Diet, exercise and genes are not the only factors which determine if someone can become obese. The composition of the intestinal bacteria may also account for a person's obesity. This is the contention of Wageningen microbiologists and colleagues from the University of Amsterdam end January in the scientific journal Diabetologia.
Humans suffering from obesity also have such efficient gut bacteria, the authors surmise. They would therefore derive more energy from food and become fat easier. Various studies also point to this view, although the results are not always conclusive. Professor Willem de Vos, one of the authors of the publication, says: 'The study of gut bacteria in humans is rather complex. Every human being has a unique composition of microbiota, which makes research difficult. We want to use this review article as a first step into a territory which is abandoned by and large. Research into the relationship between microbiota and obesity in humans can only begin afterwards.'

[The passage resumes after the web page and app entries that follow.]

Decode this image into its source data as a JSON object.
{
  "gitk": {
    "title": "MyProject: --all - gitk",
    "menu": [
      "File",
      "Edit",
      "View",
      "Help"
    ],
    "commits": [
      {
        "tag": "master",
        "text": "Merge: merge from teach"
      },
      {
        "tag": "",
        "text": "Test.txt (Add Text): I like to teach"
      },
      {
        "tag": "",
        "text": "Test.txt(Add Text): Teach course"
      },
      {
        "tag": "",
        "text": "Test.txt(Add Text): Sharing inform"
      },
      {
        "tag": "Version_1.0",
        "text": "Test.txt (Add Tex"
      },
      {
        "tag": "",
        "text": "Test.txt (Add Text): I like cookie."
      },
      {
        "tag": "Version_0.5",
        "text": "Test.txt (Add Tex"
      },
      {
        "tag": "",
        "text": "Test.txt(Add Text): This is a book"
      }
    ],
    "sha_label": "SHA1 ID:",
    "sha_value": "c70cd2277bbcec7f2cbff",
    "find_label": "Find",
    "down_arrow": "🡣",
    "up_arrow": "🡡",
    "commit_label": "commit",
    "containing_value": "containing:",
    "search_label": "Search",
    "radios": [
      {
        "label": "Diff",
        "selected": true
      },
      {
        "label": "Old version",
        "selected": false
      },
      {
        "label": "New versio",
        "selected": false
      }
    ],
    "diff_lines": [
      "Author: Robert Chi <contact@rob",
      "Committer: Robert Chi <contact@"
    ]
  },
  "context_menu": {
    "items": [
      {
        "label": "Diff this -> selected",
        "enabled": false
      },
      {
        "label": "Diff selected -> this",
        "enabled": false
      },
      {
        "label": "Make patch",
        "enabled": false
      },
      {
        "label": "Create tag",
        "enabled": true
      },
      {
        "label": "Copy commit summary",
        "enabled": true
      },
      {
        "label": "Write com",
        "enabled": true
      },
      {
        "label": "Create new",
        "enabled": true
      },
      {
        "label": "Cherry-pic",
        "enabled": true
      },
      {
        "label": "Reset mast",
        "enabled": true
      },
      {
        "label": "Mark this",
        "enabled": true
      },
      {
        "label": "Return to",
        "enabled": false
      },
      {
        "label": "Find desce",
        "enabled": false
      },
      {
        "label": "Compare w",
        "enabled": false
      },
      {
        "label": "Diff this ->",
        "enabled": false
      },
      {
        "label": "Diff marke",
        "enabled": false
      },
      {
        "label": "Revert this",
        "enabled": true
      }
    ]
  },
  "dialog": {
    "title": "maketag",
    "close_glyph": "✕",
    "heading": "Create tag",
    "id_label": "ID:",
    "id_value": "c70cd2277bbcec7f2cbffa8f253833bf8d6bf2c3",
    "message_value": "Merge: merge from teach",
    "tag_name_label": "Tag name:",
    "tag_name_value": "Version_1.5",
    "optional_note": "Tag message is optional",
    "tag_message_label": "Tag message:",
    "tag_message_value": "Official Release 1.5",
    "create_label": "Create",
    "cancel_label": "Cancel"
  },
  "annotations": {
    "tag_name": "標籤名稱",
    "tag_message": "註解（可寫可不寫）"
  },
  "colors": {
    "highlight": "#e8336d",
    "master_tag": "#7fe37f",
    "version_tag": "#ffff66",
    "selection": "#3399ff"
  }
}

It is therefore unclear as to how far efficient gut bacteria can increase the risk of obesity. Is their influence bigger or smaller than diet, exercise or a person's genetic profile? The Wageningen microbiologists will research into this in a big European study. In another project, they are examining, together with Amsterdam researchers, the extent to which the composition of the microbiota of obese patients can be influenced in favour of less efficient bacteria. They will introduce the gut bacteria of non-obese people into that of obese people. This experiment is in full swing.